* [Task directions]
Search the material for the word "sender" and copy each line that holds it.
======== Records to use
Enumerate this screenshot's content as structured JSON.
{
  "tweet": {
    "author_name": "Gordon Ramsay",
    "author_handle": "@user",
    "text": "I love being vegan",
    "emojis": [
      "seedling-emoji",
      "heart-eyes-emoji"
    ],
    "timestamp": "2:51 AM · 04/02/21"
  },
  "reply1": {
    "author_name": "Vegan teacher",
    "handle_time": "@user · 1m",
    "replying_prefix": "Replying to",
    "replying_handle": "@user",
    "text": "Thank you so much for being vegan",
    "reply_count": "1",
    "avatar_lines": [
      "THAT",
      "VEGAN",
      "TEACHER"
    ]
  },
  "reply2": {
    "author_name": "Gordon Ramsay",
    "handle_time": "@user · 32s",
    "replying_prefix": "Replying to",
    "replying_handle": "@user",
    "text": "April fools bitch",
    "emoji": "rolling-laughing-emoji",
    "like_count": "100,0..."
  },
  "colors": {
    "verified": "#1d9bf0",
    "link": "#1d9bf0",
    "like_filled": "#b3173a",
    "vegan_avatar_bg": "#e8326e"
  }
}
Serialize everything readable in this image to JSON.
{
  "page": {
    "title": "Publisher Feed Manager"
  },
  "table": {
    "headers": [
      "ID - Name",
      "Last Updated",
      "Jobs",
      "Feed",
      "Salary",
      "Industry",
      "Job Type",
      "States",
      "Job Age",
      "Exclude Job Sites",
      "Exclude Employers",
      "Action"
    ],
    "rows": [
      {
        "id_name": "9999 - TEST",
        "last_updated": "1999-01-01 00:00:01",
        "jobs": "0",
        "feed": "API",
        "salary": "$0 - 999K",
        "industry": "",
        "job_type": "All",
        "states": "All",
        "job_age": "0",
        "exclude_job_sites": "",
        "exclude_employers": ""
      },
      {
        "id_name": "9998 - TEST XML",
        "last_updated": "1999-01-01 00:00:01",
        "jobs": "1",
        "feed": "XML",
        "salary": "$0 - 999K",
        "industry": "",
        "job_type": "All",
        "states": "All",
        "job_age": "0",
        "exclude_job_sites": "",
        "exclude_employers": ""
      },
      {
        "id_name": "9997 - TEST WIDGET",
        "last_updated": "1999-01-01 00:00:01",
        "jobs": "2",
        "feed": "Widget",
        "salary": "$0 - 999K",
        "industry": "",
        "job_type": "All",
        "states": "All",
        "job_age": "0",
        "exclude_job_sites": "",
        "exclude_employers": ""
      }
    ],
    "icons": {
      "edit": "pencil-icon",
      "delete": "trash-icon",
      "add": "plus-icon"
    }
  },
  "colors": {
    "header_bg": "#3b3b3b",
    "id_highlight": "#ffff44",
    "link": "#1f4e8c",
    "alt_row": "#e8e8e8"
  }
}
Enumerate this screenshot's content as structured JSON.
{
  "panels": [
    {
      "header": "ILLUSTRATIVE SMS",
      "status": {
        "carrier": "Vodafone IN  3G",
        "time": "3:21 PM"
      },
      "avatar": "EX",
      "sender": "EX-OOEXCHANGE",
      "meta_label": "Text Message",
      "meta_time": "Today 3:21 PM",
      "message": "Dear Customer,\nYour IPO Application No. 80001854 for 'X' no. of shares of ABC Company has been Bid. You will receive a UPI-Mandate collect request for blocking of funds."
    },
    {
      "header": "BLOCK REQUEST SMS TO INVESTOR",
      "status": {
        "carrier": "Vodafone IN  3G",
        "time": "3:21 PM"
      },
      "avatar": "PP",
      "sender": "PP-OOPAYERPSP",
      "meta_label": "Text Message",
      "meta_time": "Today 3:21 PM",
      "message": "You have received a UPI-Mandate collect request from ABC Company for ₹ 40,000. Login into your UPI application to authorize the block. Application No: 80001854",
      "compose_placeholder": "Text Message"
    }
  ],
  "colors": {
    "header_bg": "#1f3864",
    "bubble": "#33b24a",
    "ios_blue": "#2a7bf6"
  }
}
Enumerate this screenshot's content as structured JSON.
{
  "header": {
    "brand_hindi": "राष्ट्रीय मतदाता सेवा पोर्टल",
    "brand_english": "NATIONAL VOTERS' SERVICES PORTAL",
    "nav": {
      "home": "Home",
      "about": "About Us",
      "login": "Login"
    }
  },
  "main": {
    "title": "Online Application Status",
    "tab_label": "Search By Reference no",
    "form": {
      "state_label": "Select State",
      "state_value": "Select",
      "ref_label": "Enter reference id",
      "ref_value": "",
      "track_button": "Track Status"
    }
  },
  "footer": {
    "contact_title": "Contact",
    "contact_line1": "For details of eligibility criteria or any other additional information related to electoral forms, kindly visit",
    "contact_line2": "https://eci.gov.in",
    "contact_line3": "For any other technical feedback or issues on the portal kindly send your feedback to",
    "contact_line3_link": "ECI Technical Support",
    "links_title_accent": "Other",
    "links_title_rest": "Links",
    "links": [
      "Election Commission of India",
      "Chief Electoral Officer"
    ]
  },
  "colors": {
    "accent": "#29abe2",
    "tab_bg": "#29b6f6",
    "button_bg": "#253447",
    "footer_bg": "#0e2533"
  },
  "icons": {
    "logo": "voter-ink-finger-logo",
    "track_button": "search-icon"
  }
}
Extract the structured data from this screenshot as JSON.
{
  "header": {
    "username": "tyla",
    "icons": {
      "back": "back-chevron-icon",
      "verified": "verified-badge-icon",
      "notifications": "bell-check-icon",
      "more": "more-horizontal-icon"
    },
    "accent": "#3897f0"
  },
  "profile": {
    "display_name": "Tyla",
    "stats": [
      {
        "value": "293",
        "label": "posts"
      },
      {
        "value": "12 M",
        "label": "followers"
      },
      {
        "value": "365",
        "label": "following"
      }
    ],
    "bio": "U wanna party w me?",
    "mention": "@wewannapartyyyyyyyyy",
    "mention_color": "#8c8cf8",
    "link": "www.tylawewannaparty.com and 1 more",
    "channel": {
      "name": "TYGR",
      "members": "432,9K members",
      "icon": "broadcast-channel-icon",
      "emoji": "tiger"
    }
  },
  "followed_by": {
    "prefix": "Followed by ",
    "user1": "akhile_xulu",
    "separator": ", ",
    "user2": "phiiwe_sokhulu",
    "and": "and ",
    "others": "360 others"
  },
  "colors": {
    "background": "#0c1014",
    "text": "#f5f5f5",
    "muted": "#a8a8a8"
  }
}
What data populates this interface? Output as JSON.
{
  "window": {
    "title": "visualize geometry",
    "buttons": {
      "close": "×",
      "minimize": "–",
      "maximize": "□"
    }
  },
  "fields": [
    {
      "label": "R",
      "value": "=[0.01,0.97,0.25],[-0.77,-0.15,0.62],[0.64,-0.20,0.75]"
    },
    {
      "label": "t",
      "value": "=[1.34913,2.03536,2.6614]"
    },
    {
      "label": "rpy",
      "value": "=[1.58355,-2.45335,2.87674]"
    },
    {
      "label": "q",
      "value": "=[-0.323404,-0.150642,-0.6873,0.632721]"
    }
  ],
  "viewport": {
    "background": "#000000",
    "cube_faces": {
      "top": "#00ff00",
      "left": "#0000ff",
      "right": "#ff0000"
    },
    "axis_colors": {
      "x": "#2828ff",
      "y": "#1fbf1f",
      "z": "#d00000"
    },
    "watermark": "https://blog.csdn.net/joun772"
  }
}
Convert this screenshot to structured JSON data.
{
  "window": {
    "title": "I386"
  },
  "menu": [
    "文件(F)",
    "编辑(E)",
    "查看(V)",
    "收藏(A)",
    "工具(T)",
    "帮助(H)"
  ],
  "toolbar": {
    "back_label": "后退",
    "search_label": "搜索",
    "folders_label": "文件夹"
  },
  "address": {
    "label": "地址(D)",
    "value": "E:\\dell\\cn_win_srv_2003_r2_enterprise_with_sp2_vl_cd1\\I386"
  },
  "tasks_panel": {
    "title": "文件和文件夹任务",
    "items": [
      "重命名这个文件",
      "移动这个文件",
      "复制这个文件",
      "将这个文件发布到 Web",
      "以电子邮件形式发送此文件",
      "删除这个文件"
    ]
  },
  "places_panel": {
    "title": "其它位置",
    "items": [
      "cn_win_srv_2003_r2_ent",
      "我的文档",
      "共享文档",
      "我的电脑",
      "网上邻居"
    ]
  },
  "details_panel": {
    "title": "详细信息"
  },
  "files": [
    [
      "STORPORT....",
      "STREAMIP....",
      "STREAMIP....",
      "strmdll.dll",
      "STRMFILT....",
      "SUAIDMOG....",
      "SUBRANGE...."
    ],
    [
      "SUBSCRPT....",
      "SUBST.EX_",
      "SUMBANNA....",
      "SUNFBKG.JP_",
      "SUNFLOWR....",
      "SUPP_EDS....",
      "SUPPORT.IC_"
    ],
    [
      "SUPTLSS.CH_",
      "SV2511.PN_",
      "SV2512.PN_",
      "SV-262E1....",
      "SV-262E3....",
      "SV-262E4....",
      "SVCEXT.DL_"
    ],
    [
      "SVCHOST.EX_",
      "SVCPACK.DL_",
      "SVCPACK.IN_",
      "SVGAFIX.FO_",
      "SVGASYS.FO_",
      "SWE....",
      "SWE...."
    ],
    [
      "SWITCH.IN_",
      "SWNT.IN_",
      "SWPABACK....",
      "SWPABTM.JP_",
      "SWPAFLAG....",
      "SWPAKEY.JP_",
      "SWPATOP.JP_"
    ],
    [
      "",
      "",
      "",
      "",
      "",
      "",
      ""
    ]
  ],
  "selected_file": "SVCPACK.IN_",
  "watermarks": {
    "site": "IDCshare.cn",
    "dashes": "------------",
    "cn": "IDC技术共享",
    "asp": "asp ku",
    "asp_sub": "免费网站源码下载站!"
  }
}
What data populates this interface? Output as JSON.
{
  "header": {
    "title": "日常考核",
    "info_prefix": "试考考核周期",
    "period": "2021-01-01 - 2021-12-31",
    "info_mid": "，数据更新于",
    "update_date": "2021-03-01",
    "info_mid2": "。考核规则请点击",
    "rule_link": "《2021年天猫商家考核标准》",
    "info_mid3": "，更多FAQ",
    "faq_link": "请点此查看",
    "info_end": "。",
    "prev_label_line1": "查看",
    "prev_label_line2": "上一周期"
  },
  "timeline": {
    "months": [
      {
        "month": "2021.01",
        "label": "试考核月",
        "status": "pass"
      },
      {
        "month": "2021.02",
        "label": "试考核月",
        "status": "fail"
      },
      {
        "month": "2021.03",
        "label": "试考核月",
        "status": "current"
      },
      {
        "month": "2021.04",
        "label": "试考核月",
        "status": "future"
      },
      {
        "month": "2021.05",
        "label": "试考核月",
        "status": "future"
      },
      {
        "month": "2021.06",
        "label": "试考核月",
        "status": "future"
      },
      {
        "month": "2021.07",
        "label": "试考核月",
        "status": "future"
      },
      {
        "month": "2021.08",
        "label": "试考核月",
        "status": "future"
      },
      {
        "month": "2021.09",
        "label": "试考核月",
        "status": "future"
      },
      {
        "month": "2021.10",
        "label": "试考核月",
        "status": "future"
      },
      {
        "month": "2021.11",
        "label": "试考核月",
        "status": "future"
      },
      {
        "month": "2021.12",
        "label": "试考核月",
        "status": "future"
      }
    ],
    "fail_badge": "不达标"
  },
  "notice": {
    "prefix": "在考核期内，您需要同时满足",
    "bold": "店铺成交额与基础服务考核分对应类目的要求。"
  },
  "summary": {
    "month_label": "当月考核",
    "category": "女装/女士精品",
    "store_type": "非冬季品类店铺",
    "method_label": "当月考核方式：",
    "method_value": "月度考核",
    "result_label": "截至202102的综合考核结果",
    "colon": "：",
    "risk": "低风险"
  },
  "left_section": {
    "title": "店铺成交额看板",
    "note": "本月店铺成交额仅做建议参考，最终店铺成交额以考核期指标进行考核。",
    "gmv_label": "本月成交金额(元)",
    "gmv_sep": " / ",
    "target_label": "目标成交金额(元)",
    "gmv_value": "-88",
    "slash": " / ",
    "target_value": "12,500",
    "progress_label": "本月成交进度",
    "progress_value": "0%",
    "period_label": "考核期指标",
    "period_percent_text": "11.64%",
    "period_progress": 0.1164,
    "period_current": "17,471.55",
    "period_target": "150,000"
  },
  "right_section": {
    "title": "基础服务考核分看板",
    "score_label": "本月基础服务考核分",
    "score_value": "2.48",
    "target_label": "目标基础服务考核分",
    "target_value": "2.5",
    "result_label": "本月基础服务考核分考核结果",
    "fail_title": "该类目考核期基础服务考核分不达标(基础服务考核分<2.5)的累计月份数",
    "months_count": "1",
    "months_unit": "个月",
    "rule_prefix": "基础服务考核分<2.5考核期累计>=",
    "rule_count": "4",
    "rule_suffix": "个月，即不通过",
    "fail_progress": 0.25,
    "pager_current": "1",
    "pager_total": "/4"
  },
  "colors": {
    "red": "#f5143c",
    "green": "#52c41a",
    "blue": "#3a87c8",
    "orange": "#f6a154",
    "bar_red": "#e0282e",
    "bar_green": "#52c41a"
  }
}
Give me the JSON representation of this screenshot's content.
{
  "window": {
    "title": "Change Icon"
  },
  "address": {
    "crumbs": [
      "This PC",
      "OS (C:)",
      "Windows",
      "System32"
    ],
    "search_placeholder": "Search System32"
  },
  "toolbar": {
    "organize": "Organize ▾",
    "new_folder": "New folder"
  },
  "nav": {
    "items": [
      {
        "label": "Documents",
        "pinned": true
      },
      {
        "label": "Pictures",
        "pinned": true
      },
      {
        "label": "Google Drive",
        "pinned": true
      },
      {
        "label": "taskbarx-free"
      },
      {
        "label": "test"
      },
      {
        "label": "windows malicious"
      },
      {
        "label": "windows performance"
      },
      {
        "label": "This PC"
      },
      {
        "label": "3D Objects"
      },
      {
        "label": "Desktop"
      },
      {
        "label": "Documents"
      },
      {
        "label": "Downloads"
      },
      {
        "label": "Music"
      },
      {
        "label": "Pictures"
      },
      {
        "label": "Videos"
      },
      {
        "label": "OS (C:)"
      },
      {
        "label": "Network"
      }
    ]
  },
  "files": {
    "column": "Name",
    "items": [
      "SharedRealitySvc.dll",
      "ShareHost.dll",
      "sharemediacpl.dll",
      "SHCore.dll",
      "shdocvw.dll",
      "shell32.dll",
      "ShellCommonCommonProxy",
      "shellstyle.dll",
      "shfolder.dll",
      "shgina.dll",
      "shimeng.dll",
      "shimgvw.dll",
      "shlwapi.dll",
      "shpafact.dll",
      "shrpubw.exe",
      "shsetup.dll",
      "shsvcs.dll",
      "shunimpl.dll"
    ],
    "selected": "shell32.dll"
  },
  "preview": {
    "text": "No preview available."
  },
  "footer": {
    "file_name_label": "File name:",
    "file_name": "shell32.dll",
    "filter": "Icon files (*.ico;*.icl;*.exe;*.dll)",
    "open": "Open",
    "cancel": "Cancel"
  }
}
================
* [Reply]
      "sender": "EX-OOEXCHANGE",
      "sender": "PP-OOPAYERPSP",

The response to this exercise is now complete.